What is Aboriginal Self-determination?

Self-determination is an ‘ongoing process of choice’ to ensure that Indigenous communities are able to meet their social, cultural and economic needs. It is not about creating a separate Indigenous ‘state’.

The right to self-determination is based on the simple acknowledgment that Indigenous peoples are Australia’s first people, as was recognised by law in the historic Mabo judgement.
The loss of this right to live according to a set of common values and beliefs, and to have that right respected by others, is at the heart of the current disadvantage experienced by Indigenous Australians.

Without self-determination it is not possible for Indigenous Australians to fully overcome the legacy of colonisation and dispossession.

Self-determination was prescribed by the Royal Commission into Aboriginal Deaths in Custody (1987-1991) as being necessary for Aboriginal people to overcome their previous and continuing institutionalised disadvantage and disempowerment. In 1997, the Bringing Them Home report recommended the implementation of self-determination in relation to the wellbeing of Aboriginal children and young people through the passage of national framework and standards legislation. 1

Aboriginal self-determination in policy

Self-determination is a Victorian Government policy commitment enshrined in legislation. Section 12 of the Victorian Children, Youth and Families Act 2005, for example, recognises the principle of Aboriginal self-management and self-determination as a key principle when determining decisions that concern Aboriginal children and families.
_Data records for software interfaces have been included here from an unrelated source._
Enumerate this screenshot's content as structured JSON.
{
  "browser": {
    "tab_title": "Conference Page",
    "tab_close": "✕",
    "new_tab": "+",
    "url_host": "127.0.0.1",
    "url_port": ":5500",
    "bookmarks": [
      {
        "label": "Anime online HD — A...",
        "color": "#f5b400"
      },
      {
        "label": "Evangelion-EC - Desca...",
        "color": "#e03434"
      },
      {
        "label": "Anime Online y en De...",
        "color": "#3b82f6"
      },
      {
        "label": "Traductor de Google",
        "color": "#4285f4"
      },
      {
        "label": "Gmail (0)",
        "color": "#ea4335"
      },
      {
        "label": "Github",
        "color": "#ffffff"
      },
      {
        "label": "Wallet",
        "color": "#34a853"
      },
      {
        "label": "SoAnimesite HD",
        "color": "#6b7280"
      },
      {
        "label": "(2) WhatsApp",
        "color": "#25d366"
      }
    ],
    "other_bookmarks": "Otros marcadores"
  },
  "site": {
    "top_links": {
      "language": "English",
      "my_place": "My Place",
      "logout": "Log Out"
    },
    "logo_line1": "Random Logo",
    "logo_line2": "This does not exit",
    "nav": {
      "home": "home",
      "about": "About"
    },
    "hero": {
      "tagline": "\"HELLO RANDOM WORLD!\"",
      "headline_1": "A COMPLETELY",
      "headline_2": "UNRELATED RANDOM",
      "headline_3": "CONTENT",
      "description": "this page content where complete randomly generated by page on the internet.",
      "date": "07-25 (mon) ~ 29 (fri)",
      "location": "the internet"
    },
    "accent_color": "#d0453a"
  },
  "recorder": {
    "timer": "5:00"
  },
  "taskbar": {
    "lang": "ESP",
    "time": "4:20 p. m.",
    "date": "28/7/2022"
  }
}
The Victorian Charter of Human Rights and Responsibilities Act 2006 recognises that Aboriginal people hold distinct cultural rights, including the right to:

  • enjoy their identity and culture
  • maintain and use their language
  • maintain their kinship ties
  • maintain their distinctive spiritual, material and economic relationship with the land and waters and other resources with which they have a connection under traditional laws and customs.2

In June 2018, the Victorian parliament passed the Advancing the Treaty Process with Aboriginal Victorians Act 2018 which is Australia’s first ever treaty law that will create a framework for negotiating a treaty with Aboriginal people.

Over 7,000 Aboriginal Victorians (including Traditional Owners, clans and family groups) have engaged in the treaty process to date.

The Act sets out the process that will lead to treaty negotiations.

Self-determination in practice

In many contexts including natural resource management, economic development, health care, justice, education and care and protection for children, self-determination mean the transfer of power, control, decision and making and resources from government and the non-Aboriginal service sector to Aboriginal communities and their organisations. The realisation of self-determination in Victoria’s child and family services sector, for example, means moving from a position where Aboriginal people have no control and limited influence, to one where Aboriginal people have full control of decision making regarding Aboriginal children and families.

Aboriginal employment in the Victorian public sector can support self-determination in practice by:

  • Strengthening Aboriginal employment in senior positions, which supports the development of future Aboriginal leaders for the public sector and for Aboriginal Community Controlled Organisations.
  • Ensuring that Aboriginal peoples’ rights to culture are respected and upheld.
  • Having a clear commitment to self-determination.
  • Adopting a strong commitment to cultural safety which is reflected in the physical environment.
  • Involving Aboriginal people in decision making.
  • Ensuring that Aboriginal people have a voice regarding Aboriginal business.
  • Consulting or partnering with Aboriginal people when designing services and programs for Aboriginal people.

Questions to assist you to ask yourself as a manager:

  • Do you understand the intent of Victoria’s self-determination in policy?
  • Are you and your staff supporting Aboriginal self-determination in practice?